Our first Sunday we attended Idlewilde, a mega-church nearby with a full orchestra (including harp), choir, and worship band.  They were celebrating the 10-year anniversary of their Hispanic service with the worship band doing praise songs in both Spanish and English.  It was unique and gave us a touch of what it must be like for those who don’t speak English.  The following Sundays we went to Blessed Hope Baptist Church, a much smaller congregation.  Our first Sunday there was a potluck dinner and packing Operation Christmas Child Shoeboxes.   We were later invited to share a mini-concert for their evening service which was a blessing to us as we shared some good old hymns and some of our new songs.

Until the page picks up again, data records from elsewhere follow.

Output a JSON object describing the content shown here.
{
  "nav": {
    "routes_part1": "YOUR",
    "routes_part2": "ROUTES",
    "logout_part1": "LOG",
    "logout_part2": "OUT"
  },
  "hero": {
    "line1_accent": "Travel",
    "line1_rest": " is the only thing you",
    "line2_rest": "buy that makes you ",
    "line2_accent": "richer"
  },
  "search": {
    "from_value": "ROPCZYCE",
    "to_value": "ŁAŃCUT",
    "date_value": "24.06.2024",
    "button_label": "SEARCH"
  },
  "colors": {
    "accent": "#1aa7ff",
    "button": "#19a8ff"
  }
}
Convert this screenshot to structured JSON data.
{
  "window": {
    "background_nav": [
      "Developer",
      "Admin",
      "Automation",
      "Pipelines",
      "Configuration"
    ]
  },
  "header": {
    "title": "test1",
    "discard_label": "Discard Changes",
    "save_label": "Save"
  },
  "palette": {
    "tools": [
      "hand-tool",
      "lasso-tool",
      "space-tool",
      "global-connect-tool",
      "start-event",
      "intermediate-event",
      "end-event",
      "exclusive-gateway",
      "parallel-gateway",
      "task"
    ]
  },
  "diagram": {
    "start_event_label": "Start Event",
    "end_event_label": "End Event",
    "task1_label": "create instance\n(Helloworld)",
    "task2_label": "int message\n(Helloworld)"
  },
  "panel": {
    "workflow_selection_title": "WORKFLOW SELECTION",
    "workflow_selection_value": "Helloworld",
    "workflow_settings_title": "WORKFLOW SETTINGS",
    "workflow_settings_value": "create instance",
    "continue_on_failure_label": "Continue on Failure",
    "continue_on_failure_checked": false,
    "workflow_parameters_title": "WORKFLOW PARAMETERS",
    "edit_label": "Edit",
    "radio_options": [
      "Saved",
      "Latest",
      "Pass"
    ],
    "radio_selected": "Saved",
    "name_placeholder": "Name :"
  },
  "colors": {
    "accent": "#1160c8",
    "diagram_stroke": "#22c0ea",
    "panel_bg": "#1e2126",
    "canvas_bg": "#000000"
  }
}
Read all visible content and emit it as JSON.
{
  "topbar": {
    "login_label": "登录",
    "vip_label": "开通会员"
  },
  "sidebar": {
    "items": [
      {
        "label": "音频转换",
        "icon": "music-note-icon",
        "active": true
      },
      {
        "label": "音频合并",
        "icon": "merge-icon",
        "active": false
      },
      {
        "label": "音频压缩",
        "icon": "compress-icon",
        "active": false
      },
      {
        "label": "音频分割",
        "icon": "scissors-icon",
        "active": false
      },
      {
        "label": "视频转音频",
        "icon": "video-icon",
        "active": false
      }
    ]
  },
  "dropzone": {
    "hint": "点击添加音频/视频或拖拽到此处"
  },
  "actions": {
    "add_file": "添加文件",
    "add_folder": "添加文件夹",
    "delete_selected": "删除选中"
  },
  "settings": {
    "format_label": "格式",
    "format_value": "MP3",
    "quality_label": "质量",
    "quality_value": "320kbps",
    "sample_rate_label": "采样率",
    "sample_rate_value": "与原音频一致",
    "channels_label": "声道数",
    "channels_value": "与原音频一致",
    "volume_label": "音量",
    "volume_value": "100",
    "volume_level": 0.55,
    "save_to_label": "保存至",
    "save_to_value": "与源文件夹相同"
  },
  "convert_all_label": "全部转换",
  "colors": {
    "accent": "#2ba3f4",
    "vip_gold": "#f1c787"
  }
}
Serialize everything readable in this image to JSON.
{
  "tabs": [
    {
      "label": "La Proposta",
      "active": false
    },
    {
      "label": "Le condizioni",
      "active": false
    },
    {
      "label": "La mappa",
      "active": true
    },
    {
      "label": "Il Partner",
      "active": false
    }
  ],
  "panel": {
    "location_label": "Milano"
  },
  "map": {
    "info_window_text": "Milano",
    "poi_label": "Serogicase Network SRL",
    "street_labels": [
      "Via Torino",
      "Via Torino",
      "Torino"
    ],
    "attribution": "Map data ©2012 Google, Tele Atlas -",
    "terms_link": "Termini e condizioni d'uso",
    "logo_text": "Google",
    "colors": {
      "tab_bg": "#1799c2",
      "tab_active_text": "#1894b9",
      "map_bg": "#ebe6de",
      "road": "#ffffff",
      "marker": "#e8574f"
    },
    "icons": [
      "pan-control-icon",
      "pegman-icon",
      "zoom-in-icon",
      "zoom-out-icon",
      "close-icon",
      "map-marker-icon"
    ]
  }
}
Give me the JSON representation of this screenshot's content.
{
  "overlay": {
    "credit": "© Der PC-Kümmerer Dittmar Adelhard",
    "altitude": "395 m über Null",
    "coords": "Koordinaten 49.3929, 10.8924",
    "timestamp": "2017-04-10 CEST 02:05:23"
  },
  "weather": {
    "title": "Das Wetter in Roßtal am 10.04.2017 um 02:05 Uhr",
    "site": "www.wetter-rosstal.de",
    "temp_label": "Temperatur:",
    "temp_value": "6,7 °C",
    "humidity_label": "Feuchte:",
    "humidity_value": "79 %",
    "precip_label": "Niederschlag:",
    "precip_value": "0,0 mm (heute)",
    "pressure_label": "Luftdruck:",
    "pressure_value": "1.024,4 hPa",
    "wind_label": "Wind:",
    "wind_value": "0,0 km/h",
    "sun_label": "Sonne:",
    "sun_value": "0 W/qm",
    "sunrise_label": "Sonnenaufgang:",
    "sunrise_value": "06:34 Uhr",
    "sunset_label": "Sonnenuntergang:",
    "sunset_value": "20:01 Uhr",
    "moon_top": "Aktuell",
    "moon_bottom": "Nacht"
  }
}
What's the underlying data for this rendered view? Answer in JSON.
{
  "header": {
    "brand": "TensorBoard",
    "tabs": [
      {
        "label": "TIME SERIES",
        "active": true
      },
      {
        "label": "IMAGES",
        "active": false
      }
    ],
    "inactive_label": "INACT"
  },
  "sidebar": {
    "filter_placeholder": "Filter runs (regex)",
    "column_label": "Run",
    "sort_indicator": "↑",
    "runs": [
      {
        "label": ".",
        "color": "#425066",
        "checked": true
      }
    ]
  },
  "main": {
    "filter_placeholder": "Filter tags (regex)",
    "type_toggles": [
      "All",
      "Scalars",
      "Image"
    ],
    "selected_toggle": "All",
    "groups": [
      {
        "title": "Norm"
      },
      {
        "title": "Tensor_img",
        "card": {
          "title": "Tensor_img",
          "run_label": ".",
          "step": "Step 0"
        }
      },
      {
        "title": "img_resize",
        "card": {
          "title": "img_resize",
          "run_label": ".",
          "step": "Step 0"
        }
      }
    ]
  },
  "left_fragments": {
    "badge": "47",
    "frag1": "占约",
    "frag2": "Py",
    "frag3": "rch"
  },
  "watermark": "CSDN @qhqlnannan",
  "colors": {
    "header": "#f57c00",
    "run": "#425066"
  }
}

John worked with others on the cabins, used for students and during the summer by campers.  They were able to complete 6 during our three weeks, each one needing varying degrees of power washing, scraping, patching, priming, and paint.

Other than our volunteer work (116 hours), Connie got out her sewing machine and hemmed 2 pair of jeans for John, made a new zipper pillowcase for his feather pillow, and modified a sheet to make 2 chair “covers” to keep the upholstery clean.  There were a few “slightly off” days as we adjusted to the Daylight Savings time change; it is surprising how we need to adapt to a one-hour difference!  John spent some time recording and comping (selecting the good parts) and Connie continued watching the software tutorials, picking up several good tips and tricks to use. 

We finally had a good weather day off to head to the beach!  We visited Hudson Beach, on the Gulf, very small and not much sand (a bit of a disappointment).  Our photo captured a ray of sunshine that landed on an American flag on the shore.   We did see a pelican away from shore on a post, cormorants drying their wings, clams glistening from the sun as they opened and scooted about in perhaps 3’ deep waters, and fingerling needlefish.  They stayed in small schools in very shallow water, looked to be a bit longer than a pencil, and with some research, found them to be non-native, growing to 20#, and likely to jump over a boat rather than swim around it.  Always something to be learned from God’s creation around us.

Thanksgiving this year was not on the road or at a restaurant or alone!  We joined numerous others at “The Grove” for a potluck dinner for those early winter arrivals away from family.  After Thanksgiving dinner, we kept busy packing up and were on the road Friday morning heading a few hours north; a short trip this time to a private RV park for some recording and resting our tired muscles.  We enjoyed a leisurely lunch at a gas station Café on the way and arrived around 1 pm.  Although things looked easy on the park map (that didn’t show the beautiful landscaping), it was very challenging to park.  Thanks to the expert guidance from the host, we made it into a beautiful shady lot with mature trees and hanging moss, of course!

“. . . We know that while we are at home in the body we are away from the Lord, for we walk by faith, not by sight . . . we make it our aim to please him.  For we must all appear before the judgment seat of Christ, so that each one may receive what is due for what he has done in the body, whether good or evil.”  2 Corinthians 5:6-10 ESV

May each of you and your families have a blessed and wonderful Christmas!
John and Connie Nicholas, Salty Strings Music Ministry

Contact Information:     
Mail:  John & Connie Nicholas ~ Salty Strings Music Ministry,
16 N. Potsdam Ave. #3962, Sioux Falls, SD  57104
Phone – John 909-336-8910 or Connie 909-336-8912
Email – SaltyStrings@hotmail.com
Facebook – Salty Strings Music Ministry
Web site – SaltyStrings.com

ONLINE DONATIONS via PayPal through our web site

TRAVEL PLANS AND UPCOMING LOCATIONS
* Nov 27-Jan 2 – Time off, Haines Creek RV Village, Leesburg, FL; music engagements
* Jan 2-February – Time off, River Palms, Thonotosassa, FL; friends, music engagements
* March, April, May – Project locations to be determined
* June, July – travels – north to Wisconsin